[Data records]
'''

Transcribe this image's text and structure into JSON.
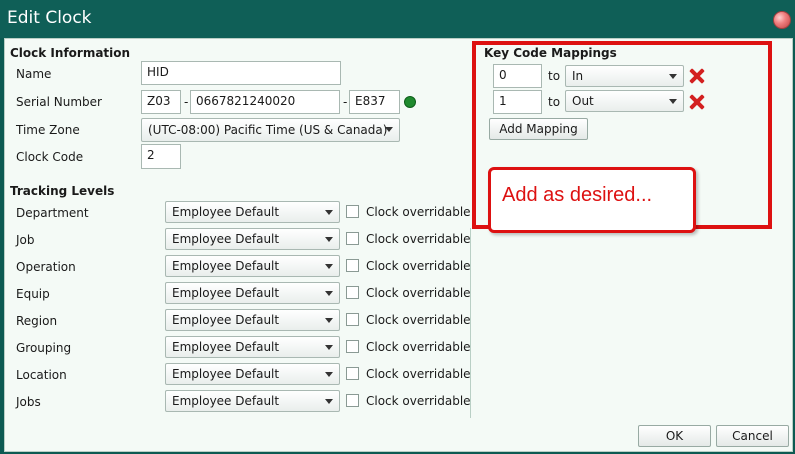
{
  "window": {
    "title": "Edit Clock"
  },
  "clock_info": {
    "section_title": "Clock Information",
    "name_label": "Name",
    "name_value": "HID",
    "serial_label": "Serial Number",
    "serial_part1": "Z03",
    "serial_part2": "0667821240020",
    "serial_part3": "E837",
    "serial_sep": "-",
    "timezone_label": "Time Zone",
    "timezone_value": "(UTC-08:00) Pacific Time (US & Canada)",
    "clockcode_label": "Clock Code",
    "clockcode_value": "2"
  },
  "tracking": {
    "section_title": "Tracking Levels",
    "checkbox_label": "Clock overridable",
    "rows": [
      {
        "label": "Department",
        "value": "Employee Default"
      },
      {
        "label": "Job",
        "value": "Employee Default"
      },
      {
        "label": "Operation",
        "value": "Employee Default"
      },
      {
        "label": "Equip",
        "value": "Employee Default"
      },
      {
        "label": "Region",
        "value": "Employee Default"
      },
      {
        "label": "Grouping",
        "value": "Employee Default"
      },
      {
        "label": "Location",
        "value": "Employee Default"
      },
      {
        "label": "Jobs",
        "value": "Employee Default"
      }
    ]
  },
  "mappings": {
    "section_title": "Key Code Mappings",
    "to_label": "to",
    "items": [
      {
        "code": "0",
        "value": "In"
      },
      {
        "code": "1",
        "value": "Out"
      }
    ],
    "add_label": "Add Mapping"
  },
  "annotation": {
    "text": "Add as desired...",
    "color": "#dd1111"
  },
  "buttons": {
    "ok": "OK",
    "cancel": "Cancel"
  }
}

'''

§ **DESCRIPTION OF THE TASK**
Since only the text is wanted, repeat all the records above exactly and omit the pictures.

§ **RESULT FOR THIS TASK**
Transcribe this image's text and structure into JSON.
{
  "window": {
    "title": "Edit Clock"
  },
  "clock_info": {
    "section_title": "Clock Information",
    "name_label": "Name",
    "name_value": "HID",
    "serial_label": "Serial Number",
    "serial_part1": "Z03",
    "serial_part2": "0667821240020",
    "serial_part3": "E837",
    "serial_sep": "-",
    "timezone_label": "Time Zone",
    "timezone_value": "(UTC-08:00) Pacific Time (US & Canada)",
    "clockcode_label": "Clock Code",
    "clockcode_value": "2"
  },
  "tracking": {
    "section_title": "Tracking Levels",
    "checkbox_label": "Clock overridable",
    "rows": [
      {
        "label": "Department",
        "value": "Employee Default"
      },
      {
        "label": "Job",
        "value": "Employee Default"
      },
      {
        "label": "Operation",
        "value": "Employee Default"
      },
      {
        "label": "Equip",
        "value": "Employee Default"
      },
      {
        "label": "Region",
        "value": "Employee Default"
      },
      {
        "label": "Grouping",
        "value": "Employee Default"
      },
      {
        "label": "Location",
        "value": "Employee Default"
      },
      {
        "label": "Jobs",
        "value": "Employee Default"
      }
    ]
  },
  "mappings": {
    "section_title": "Key Code Mappings",
    "to_label": "to",
    "items": [
      {
        "code": "0",
        "value": "In"
      },
      {
        "code": "1",
        "value": "Out"
      }
    ],
    "add_label": "Add Mapping"
  },
  "annotation": {
    "text": "Add as desired...",
    "color": "#dd1111"
  },
  "buttons": {
    "ok": "OK",
    "cancel": "Cancel"
  }
}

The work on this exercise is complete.